- Book Sharing Bankrupting Publishing Industry! – not sure where I originally found this, but anyone who is making amusing satire about ALA deserves more exposure.
- Build privacy into national broadband policy says CDT – I read the CDT’s blog in my RSS reader and this sort of thing is 1) important 2) woefully under-reported
- Pietenpol’s DIY airplane:”a common man’s airplane” – an email correspondent/library buddy of mine posted about this documentary on his blog. It had a DIY aesthetic that I enjoyed.
- Valentine: serialized multilingual device-independent comics – a friend of mine is working with the artist/writer of this comic and pointed it out. I’m impressed with multi-lingual efforts and though tthey did a great job with this one. Plus hey, comix!
- Puppets are fun – the last puppet theater in LA. I like the idea, was sorry I couldn’t find more catchy media for this post.
- The longest-running open source project: US Federal Depository libraries – I have very good friends who are the authors of FreeGovInfo and they suggested this post.
- Make your own mossarium! – the post I was born to make.
- Librarians for Fair Access resists exclusive content contracts – interesting issue in the library world this week, maybe a little inside baseball for BB, but I thought people would understand it and appreciate it.
- The unbearable awfulness of pine mouth – my friend Dawn mentioned this to me and I looked up some stuff about it.
- Robots + Monsters reopens today, donations to aid Haitan relief – I have loved these illustrations since R&M first opened and it was timely that they had something to announce this week.
- 310 class photos from 80 years of PS 99 in Queens NY – one of my favorite posts but maybe not as punchy as it could be. Watching this neighborhood change via the school photos was, I thought, fascinating.
- Illuminated 15th c. Manuscript – full of hidden demons – a friend made a post about this on MetaFilter and I repurposed it a little for BB.
- Superman – The 1948 Serial – not sure how I found this, I think randomly by looking at free stuff in the Internet Archive.

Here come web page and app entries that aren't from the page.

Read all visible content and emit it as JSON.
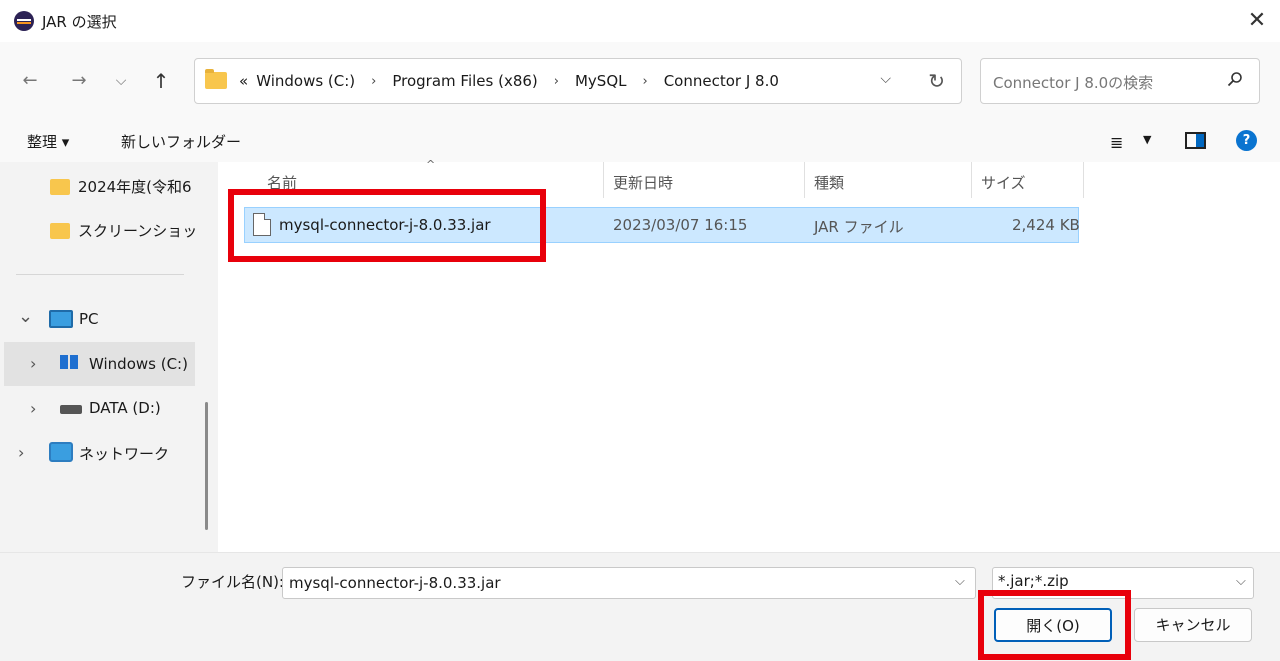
{
  "window": {
    "title": "JAR の選択",
    "close_glyph": "✕"
  },
  "nav": {
    "back_glyph": "←",
    "forward_glyph": "→",
    "recent_glyph": "⌵",
    "up_glyph": "↑"
  },
  "address": {
    "overflow": "«",
    "crumbs": [
      "Windows (C:)",
      "Program Files (x86)",
      "MySQL",
      "Connector J 8.0"
    ],
    "separator": "›",
    "dropdown_glyph": "⌵",
    "refresh_glyph": "↻"
  },
  "search": {
    "placeholder": "Connector J 8.0の検索"
  },
  "commands": {
    "organize": "整理 ▾",
    "new_folder": "新しいフォルダー",
    "view_glyph": "≣",
    "view_drop": "▼",
    "help": "?"
  },
  "sidebar": {
    "items": [
      {
        "label": "2024年度(令和6"
      },
      {
        "label": "スクリーンショット"
      },
      {
        "label": "PC",
        "chevron": "⌄"
      },
      {
        "label": "Windows (C:)",
        "chevron": "›"
      },
      {
        "label": "DATA (D:)",
        "chevron": "›"
      },
      {
        "label": "ネットワーク",
        "chevron": "›"
      }
    ]
  },
  "file_list": {
    "sort_glyph": "^",
    "columns": [
      "名前",
      "更新日時",
      "種類",
      "サイズ"
    ],
    "rows": [
      {
        "name": "mysql-connector-j-8.0.33.jar",
        "modified": "2023/03/07 16:15",
        "type": "JAR ファイル",
        "size": "2,424 KB"
      }
    ]
  },
  "footer": {
    "filename_label": "ファイル名(N):",
    "filename_value": "mysql-connector-j-8.0.33.jar",
    "filter_value": "*.jar;*.zip",
    "dropdown_glyph": "⌵",
    "open_label": "開く(O)",
    "cancel_label": "キャンセル"
  },
  "colors": {
    "accent": "#005fb8",
    "selection": "#cce8ff",
    "highlight": "#e8000b"
  }
}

- music for/by the birds – a favorite recent post on MeFi by a friend who just became a dad! Seemed like a safe starting post.